As their search for the truth continues, Evan and Rafe explore the site of the former library. Evan finds a set of keys there and keeps them. He learns that H. G. Higgins is merely a pseudonym but cannot uncover the author’s real name. A breakthrough occurs when Evan and Rafe decide to search a local treehouse in the woods, discovering that one of the keys Evan found at the library site opens its door. Inside the tree house, Evan realizes that the Polaroid photo was taken from that very spot. He posits that the young man in the photo may be H. G. Higgins. Fifth-grade graduation arrives, and Evan’s parents attend the celebration.

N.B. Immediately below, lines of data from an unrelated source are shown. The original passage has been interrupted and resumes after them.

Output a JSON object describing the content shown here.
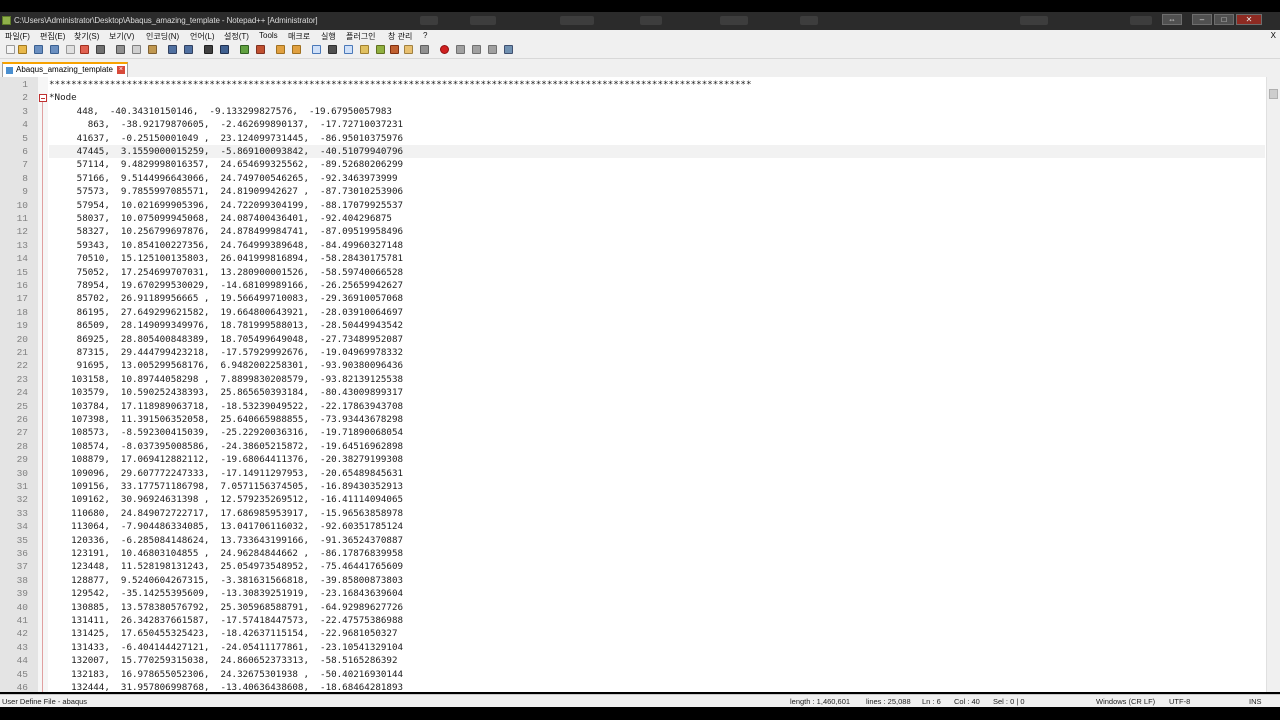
{
  "window": {
    "title": "C:\\Users\\Administrator\\Desktop\\Abaqus_amazing_template - Notepad++ [Administrator]"
  },
  "menu": [
    "파일(F)",
    "편집(E)",
    "찾기(S)",
    "보기(V)",
    "인코딩(N)",
    "언어(L)",
    "설정(T)",
    "Tools",
    "매크로",
    "실행",
    "플러그인",
    "창 관리",
    "?"
  ],
  "menu_close": "X",
  "tab": {
    "label": "Abaqus_amazing_template"
  },
  "editor": {
    "lines": [
      {
        "n": "1",
        "t": "*******************************************************************************************************************************"
      },
      {
        "n": "2",
        "t": "*Node"
      },
      {
        "n": "3",
        "t": "     448,  -40.34310150146,  -9.133299827576,  -19.67950057983"
      },
      {
        "n": "4",
        "t": "       863,  -38.92179870605,  -2.462699890137,  -17.72710037231"
      },
      {
        "n": "5",
        "t": "     41637,  -0.25150001049 ,  23.124099731445,  -86.95010375976"
      },
      {
        "n": "6",
        "t": "     47445,  3.1559000015259,  -5.869100093842,  -40.51079940796"
      },
      {
        "n": "7",
        "t": "     57114,  9.4829998016357,  24.654699325562,  -89.52680206299"
      },
      {
        "n": "8",
        "t": "     57166,  9.5144996643066,  24.749700546265,  -92.3463973999"
      },
      {
        "n": "9",
        "t": "     57573,  9.7855997085571,  24.81909942627 ,  -87.73010253906"
      },
      {
        "n": "10",
        "t": "     57954,  10.021699905396,  24.722099304199,  -88.17079925537"
      },
      {
        "n": "11",
        "t": "     58037,  10.075099945068,  24.087400436401,  -92.404296875"
      },
      {
        "n": "12",
        "t": "     58327,  10.256799697876,  24.878499984741,  -87.09519958496"
      },
      {
        "n": "13",
        "t": "     59343,  10.854100227356,  24.764999389648,  -84.49960327148"
      },
      {
        "n": "14",
        "t": "     70510,  15.125100135803,  26.041999816894,  -58.28430175781"
      },
      {
        "n": "15",
        "t": "     75052,  17.254699707031,  13.280900001526,  -58.59740066528"
      },
      {
        "n": "16",
        "t": "     78954,  19.670299530029,  -14.68109989166,  -26.25659942627"
      },
      {
        "n": "17",
        "t": "     85702,  26.91189956665 ,  19.566499710083,  -29.36910057068"
      },
      {
        "n": "18",
        "t": "     86195,  27.649299621582,  19.664800643921,  -28.03910064697"
      },
      {
        "n": "19",
        "t": "     86509,  28.149099349976,  18.781999588013,  -28.50449943542"
      },
      {
        "n": "20",
        "t": "     86925,  28.805400848389,  18.705499649048,  -27.73489952087"
      },
      {
        "n": "21",
        "t": "     87315,  29.444799423218,  -17.57929992676,  -19.04969978332"
      },
      {
        "n": "22",
        "t": "     91695,  13.005299568176,  6.9482002258301,  -93.90380096436"
      },
      {
        "n": "23",
        "t": "    103158,  10.89744058298 ,  7.8899830208579,  -93.82139125538"
      },
      {
        "n": "24",
        "t": "    103579,  10.590252438393,  25.865650393184,  -80.43009899317"
      },
      {
        "n": "25",
        "t": "    103784,  17.118989063718,  -18.53239049522,  -22.17863943708"
      },
      {
        "n": "26",
        "t": "    107398,  11.391506352058,  25.640665988855,  -73.93443678298"
      },
      {
        "n": "27",
        "t": "    108573,  -8.592300415039,  -25.22920036316,  -19.71890068054"
      },
      {
        "n": "28",
        "t": "    108574,  -8.037395008586,  -24.38605215872,  -19.64516962898"
      },
      {
        "n": "29",
        "t": "    108879,  17.069412882112,  -19.68064411376,  -20.38279199308"
      },
      {
        "n": "30",
        "t": "    109096,  29.607772247333,  -17.14911297953,  -20.65489845631"
      },
      {
        "n": "31",
        "t": "    109156,  33.177571186798,  7.0571156374505,  -16.89430352913"
      },
      {
        "n": "32",
        "t": "    109162,  30.96924631398 ,  12.579235269512,  -16.41114094065"
      },
      {
        "n": "33",
        "t": "    110680,  24.849072722717,  17.686985953917,  -15.96563858978"
      },
      {
        "n": "34",
        "t": "    113064,  -7.904486334085,  13.041706116032,  -92.60351785124"
      },
      {
        "n": "35",
        "t": "    120336,  -6.285084148624,  13.733643199166,  -91.36524370887"
      },
      {
        "n": "36",
        "t": "    123191,  10.46803104855 ,  24.96284844662 ,  -86.17876839958"
      },
      {
        "n": "37",
        "t": "    123448,  11.528198131243,  25.054973548952,  -75.46441765609"
      },
      {
        "n": "38",
        "t": "    128877,  9.5240604267315,  -3.381631566818,  -39.85800873803"
      },
      {
        "n": "39",
        "t": "    129542,  -35.14255395609,  -13.30839251919,  -23.16843639604"
      },
      {
        "n": "40",
        "t": "    130885,  13.578380576792,  25.305968588791,  -64.92989627726"
      },
      {
        "n": "41",
        "t": "    131411,  26.342837661587,  -17.57418447573,  -22.47575386988"
      },
      {
        "n": "42",
        "t": "    131425,  17.650455325423,  -18.42637115154,  -22.9681050327"
      },
      {
        "n": "43",
        "t": "    131433,  -6.404144427121,  -24.05411177861,  -23.10541329104"
      },
      {
        "n": "44",
        "t": "    132007,  15.770259315038,  24.860652373313,  -58.5165286392"
      },
      {
        "n": "45",
        "t": "    132183,  16.978655052306,  24.32675301938 ,  -50.40216930144"
      },
      {
        "n": "46",
        "t": "    132444,  31.957806998768,  -13.40636438608,  -18.68464281893"
      }
    ]
  },
  "status": {
    "file_type": "User Define File - abaqus",
    "length": "length : 1,460,601",
    "lines": "lines : 25,088",
    "ln": "Ln : 6",
    "col": "Col : 40",
    "sel": "Sel : 0 | 0",
    "eol": "Windows (CR LF)",
    "encoding": "UTF-8",
    "ins": "INS"
  }
}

Meanwhile, the interest in the little free library grows, and Mortimer continues to guard the collection. He enjoys interacting with the new patrons. Al, however, grows worried about Ms. Scoggin, who seems increasingly unhappy. Al is surprised when a young boy arrives at the History House asking for her help in obtaining information about the library fire. Al provides the boy (Evan) with newspaper articles and feels useful and fulfilled for the first time. The news Evan uncovers, however, is that his father—then an intern at the library—is suspected of causing the fire.

Evan races home and confronts his father, who insists that he loved the library and its books and denies setting the fire. However, he does reveal that he is H. G. Higgins. Back at the little free library, Mortimer chats with a group of mice who say that Mortimer looks like another cat they know. Mortimer grows excited, hoping this cat might be Petunia. His interaction with the mice sparks an idea, and Mortimer sets in motion a plan to reveal the truth of the mystery to Al.

As Mortimer and the mice set forth to execute their plan, Al sits inside the History House with Ms. Scoggin and Mr. Brock, who suddenly float up into the air. Al grabs them, trying to make them stay, but Ms. Scoggin insists that she and Mr. Brock need to move on, especially now that Al has found her purpose once again. Al lets them go and then reveals that she is not a ghost: She survived the fire thanks to Edward—Evan’s father and the boy who interned at the library—who helped her from the building.

Evan and his father arrive at the History House just in time to witness the mice staging a reenactment of what happened on the night of the fire. A mouse had been running around the basement with a matchstick in his mouth. Mortimer and Petunia chased the mouse, and the match was struck, accidentally causing the fire. Al, Evan, and his father know the truth of the cause of the fire, and Evan’s father and Al are reunited for the first time since that day.

Evan convinces his father to persuade the fire marshal to reopen the library investigation, and the department clears Evan’s father of any wrongdoing. With the money earned from his H. G. Higgins novels, Evan’s father funds the construction of a new library.